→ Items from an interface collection
==================================================
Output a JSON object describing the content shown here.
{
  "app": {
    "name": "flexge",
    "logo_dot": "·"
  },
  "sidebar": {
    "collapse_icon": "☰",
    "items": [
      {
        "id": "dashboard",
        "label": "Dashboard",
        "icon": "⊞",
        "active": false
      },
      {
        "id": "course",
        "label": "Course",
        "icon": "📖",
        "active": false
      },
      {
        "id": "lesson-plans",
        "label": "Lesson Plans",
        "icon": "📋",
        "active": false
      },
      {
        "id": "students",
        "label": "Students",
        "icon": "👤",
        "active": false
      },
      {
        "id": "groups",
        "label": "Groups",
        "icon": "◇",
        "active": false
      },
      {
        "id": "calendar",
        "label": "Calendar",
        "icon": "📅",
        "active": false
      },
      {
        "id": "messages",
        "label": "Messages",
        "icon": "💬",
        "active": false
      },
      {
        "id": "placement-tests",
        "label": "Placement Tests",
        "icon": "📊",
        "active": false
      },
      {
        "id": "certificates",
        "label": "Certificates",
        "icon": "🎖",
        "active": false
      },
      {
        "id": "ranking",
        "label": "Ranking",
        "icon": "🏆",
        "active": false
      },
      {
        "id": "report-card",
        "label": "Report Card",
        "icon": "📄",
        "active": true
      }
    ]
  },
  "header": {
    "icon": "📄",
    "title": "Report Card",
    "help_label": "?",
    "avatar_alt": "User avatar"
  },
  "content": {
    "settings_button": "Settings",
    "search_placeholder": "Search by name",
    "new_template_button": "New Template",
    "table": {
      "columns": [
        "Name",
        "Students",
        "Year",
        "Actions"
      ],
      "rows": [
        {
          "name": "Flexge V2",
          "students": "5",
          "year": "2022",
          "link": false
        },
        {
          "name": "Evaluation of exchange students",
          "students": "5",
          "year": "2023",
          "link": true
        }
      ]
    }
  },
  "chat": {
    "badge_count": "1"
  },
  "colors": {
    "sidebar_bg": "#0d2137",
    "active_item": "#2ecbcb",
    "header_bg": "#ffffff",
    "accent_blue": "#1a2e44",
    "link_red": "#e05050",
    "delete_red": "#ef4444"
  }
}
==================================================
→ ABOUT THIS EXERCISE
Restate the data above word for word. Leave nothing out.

→ SOLUTION FOR THIS TASK
Output a JSON object describing the content shown here.
{
  "app": {
    "name": "flexge",
    "logo_dot": "·"
  },
  "sidebar": {
    "collapse_icon": "☰",
    "items": [
      {
        "id": "dashboard",
        "label": "Dashboard",
        "icon": "⊞",
        "active": false
      },
      {
        "id": "course",
        "label": "Course",
        "icon": "📖",
        "active": false
      },
      {
        "id": "lesson-plans",
        "label": "Lesson Plans",
        "icon": "📋",
        "active": false
      },
      {
        "id": "students",
        "label": "Students",
        "icon": "👤",
        "active": false
      },
      {
        "id": "groups",
        "label": "Groups",
        "icon": "◇",
        "active": false
      },
      {
        "id": "calendar",
        "label": "Calendar",
        "icon": "📅",
        "active": false
      },
      {
        "id": "messages",
        "label": "Messages",
        "icon": "💬",
        "active": false
      },
      {
        "id": "placement-tests",
        "label": "Placement Tests",
        "icon": "📊",
        "active": false
      },
      {
        "id": "certificates",
        "label": "Certificates",
        "icon": "🎖",
        "active": false
      },
      {
        "id": "ranking",
        "label": "Ranking",
        "icon": "🏆",
        "active": false
      },
      {
        "id": "report-card",
        "label": "Report Card",
        "icon": "📄",
        "active": true
      }
    ]
  },
  "header": {
    "icon": "📄",
    "title": "Report Card",
    "help_label": "?",
    "avatar_alt": "User avatar"
  },
  "content": {
    "settings_button": "Settings",
    "search_placeholder": "Search by name",
    "new_template_button": "New Template",
    "table": {
      "columns": [
        "Name",
        "Students",
        "Year",
        "Actions"
      ],
      "rows": [
        {
          "name": "Flexge V2",
          "students": "5",
          "year": "2022",
          "link": false
        },
        {
          "name": "Evaluation of exchange students",
          "students": "5",
          "year": "2023",
          "link": true
        }
      ]
    }
  },
  "chat": {
    "badge_count": "1"
  },
  "colors": {
    "sidebar_bg": "#0d2137",
    "active_item": "#2ecbcb",
    "header_bg": "#ffffff",
    "accent_blue": "#1a2e44",
    "link_red": "#e05050",
    "delete_red": "#ef4444"
  }
}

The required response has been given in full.